**Task instructions:** Exact copy, no pictures: return all the data below as written.

Available data START

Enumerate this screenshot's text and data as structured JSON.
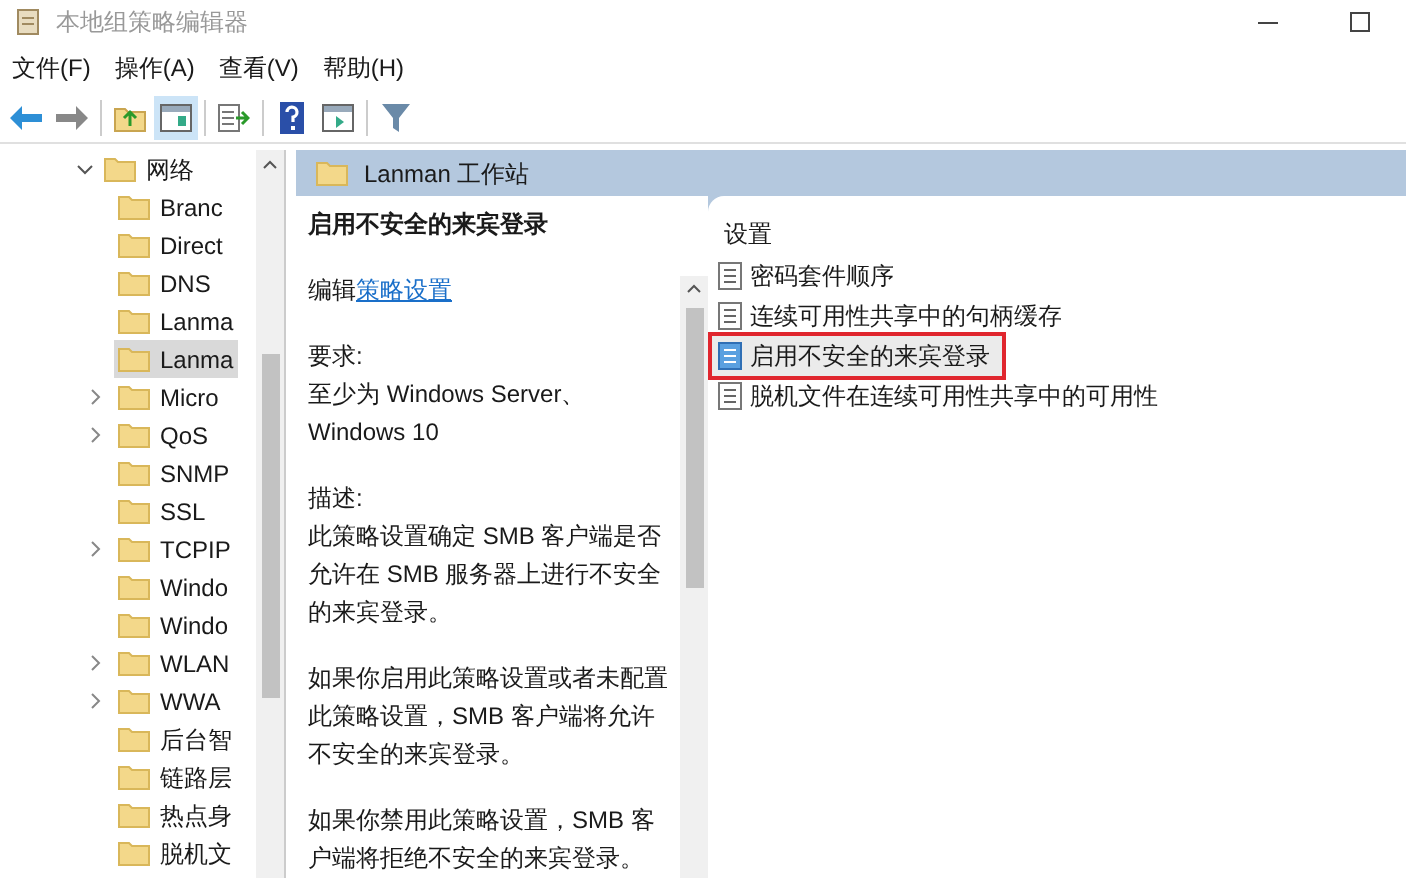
{
  "window": {
    "title": "本地组策略编辑器"
  },
  "menu": [
    {
      "label": "文件(F)"
    },
    {
      "label": "操作(A)"
    },
    {
      "label": "查看(V)"
    },
    {
      "label": "帮助(H)"
    }
  ],
  "tree": {
    "label": "网络",
    "expanded": true,
    "children": [
      {
        "label": "Branc",
        "expandable": false,
        "selected": false
      },
      {
        "label": "Direct",
        "expandable": false,
        "selected": false
      },
      {
        "label": "DNS",
        "expandable": false,
        "selected": false
      },
      {
        "label": "Lanma",
        "expandable": false,
        "selected": false
      },
      {
        "label": "Lanma",
        "expandable": false,
        "selected": true
      },
      {
        "label": "Micro",
        "expandable": true,
        "selected": false
      },
      {
        "label": "QoS",
        "expandable": true,
        "selected": false
      },
      {
        "label": "SNMP",
        "expandable": false,
        "selected": false
      },
      {
        "label": "SSL",
        "expandable": false,
        "selected": false
      },
      {
        "label": "TCPIP",
        "expandable": true,
        "selected": false
      },
      {
        "label": "Windo",
        "expandable": false,
        "selected": false
      },
      {
        "label": "Windo",
        "expandable": false,
        "selected": false
      },
      {
        "label": "WLAN",
        "expandable": true,
        "selected": false
      },
      {
        "label": "WWA",
        "expandable": true,
        "selected": false
      },
      {
        "label": "后台智",
        "expandable": false,
        "selected": false
      },
      {
        "label": "链路层",
        "expandable": false,
        "selected": false
      },
      {
        "label": "热点身",
        "expandable": false,
        "selected": false
      },
      {
        "label": "脱机文",
        "expandable": false,
        "selected": false
      }
    ]
  },
  "detail": {
    "header": "Lanman 工作站",
    "title": "启用不安全的来宾登录",
    "edit_prefix": "编辑",
    "edit_link": "策略设置",
    "requirements_label": "要求:",
    "requirements": "至少为 Windows Server、Windows 10",
    "description_label": "描述:",
    "paragraphs": [
      "此策略设置确定 SMB 客户端是否允许在 SMB 服务器上进行不安全的来宾登录。",
      "如果你启用此策略设置或者未配置此策略设置，SMB 客户端将允许不安全的来宾登录。",
      "如果你禁用此策略设置，SMB 客户端将拒绝不安全的来宾登录。"
    ]
  },
  "settings": {
    "column": "设置",
    "items": [
      {
        "label": "密码套件顺序",
        "selected": false
      },
      {
        "label": "连续可用性共享中的句柄缓存",
        "selected": false
      },
      {
        "label": "启用不安全的来宾登录",
        "selected": true
      },
      {
        "label": "脱机文件在连续可用性共享中的可用性",
        "selected": false
      }
    ]
  }
}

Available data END

**Response:**
Enumerate this screenshot's text and data as structured JSON.
{
  "window": {
    "title": "本地组策略编辑器"
  },
  "menu": [
    {
      "label": "文件(F)"
    },
    {
      "label": "操作(A)"
    },
    {
      "label": "查看(V)"
    },
    {
      "label": "帮助(H)"
    }
  ],
  "tree": {
    "label": "网络",
    "expanded": true,
    "children": [
      {
        "label": "Branc",
        "expandable": false,
        "selected": false
      },
      {
        "label": "Direct",
        "expandable": false,
        "selected": false
      },
      {
        "label": "DNS",
        "expandable": false,
        "selected": false
      },
      {
        "label": "Lanma",
        "expandable": false,
        "selected": false
      },
      {
        "label": "Lanma",
        "expandable": false,
        "selected": true
      },
      {
        "label": "Micro",
        "expandable": true,
        "selected": false
      },
      {
        "label": "QoS",
        "expandable": true,
        "selected": false
      },
      {
        "label": "SNMP",
        "expandable": false,
        "selected": false
      },
      {
        "label": "SSL",
        "expandable": false,
        "selected": false
      },
      {
        "label": "TCPIP",
        "expandable": true,
        "selected": false
      },
      {
        "label": "Windo",
        "expandable": false,
        "selected": false
      },
      {
        "label": "Windo",
        "expandable": false,
        "selected": false
      },
      {
        "label": "WLAN",
        "expandable": true,
        "selected": false
      },
      {
        "label": "WWA",
        "expandable": true,
        "selected": false
      },
      {
        "label": "后台智",
        "expandable": false,
        "selected": false
      },
      {
        "label": "链路层",
        "expandable": false,
        "selected": false
      },
      {
        "label": "热点身",
        "expandable": false,
        "selected": false
      },
      {
        "label": "脱机文",
        "expandable": false,
        "selected": false
      }
    ]
  },
  "detail": {
    "header": "Lanman 工作站",
    "title": "启用不安全的来宾登录",
    "edit_prefix": "编辑",
    "edit_link": "策略设置",
    "requirements_label": "要求:",
    "requirements": "至少为 Windows Server、Windows 10",
    "description_label": "描述:",
    "paragraphs": [
      "此策略设置确定 SMB 客户端是否允许在 SMB 服务器上进行不安全的来宾登录。",
      "如果你启用此策略设置或者未配置此策略设置，SMB 客户端将允许不安全的来宾登录。",
      "如果你禁用此策略设置，SMB 客户端将拒绝不安全的来宾登录。"
    ]
  },
  "settings": {
    "column": "设置",
    "items": [
      {
        "label": "密码套件顺序",
        "selected": false
      },
      {
        "label": "连续可用性共享中的句柄缓存",
        "selected": false
      },
      {
        "label": "启用不安全的来宾登录",
        "selected": true
      },
      {
        "label": "脱机文件在连续可用性共享中的可用性",
        "selected": false
      }
    ]
  }
}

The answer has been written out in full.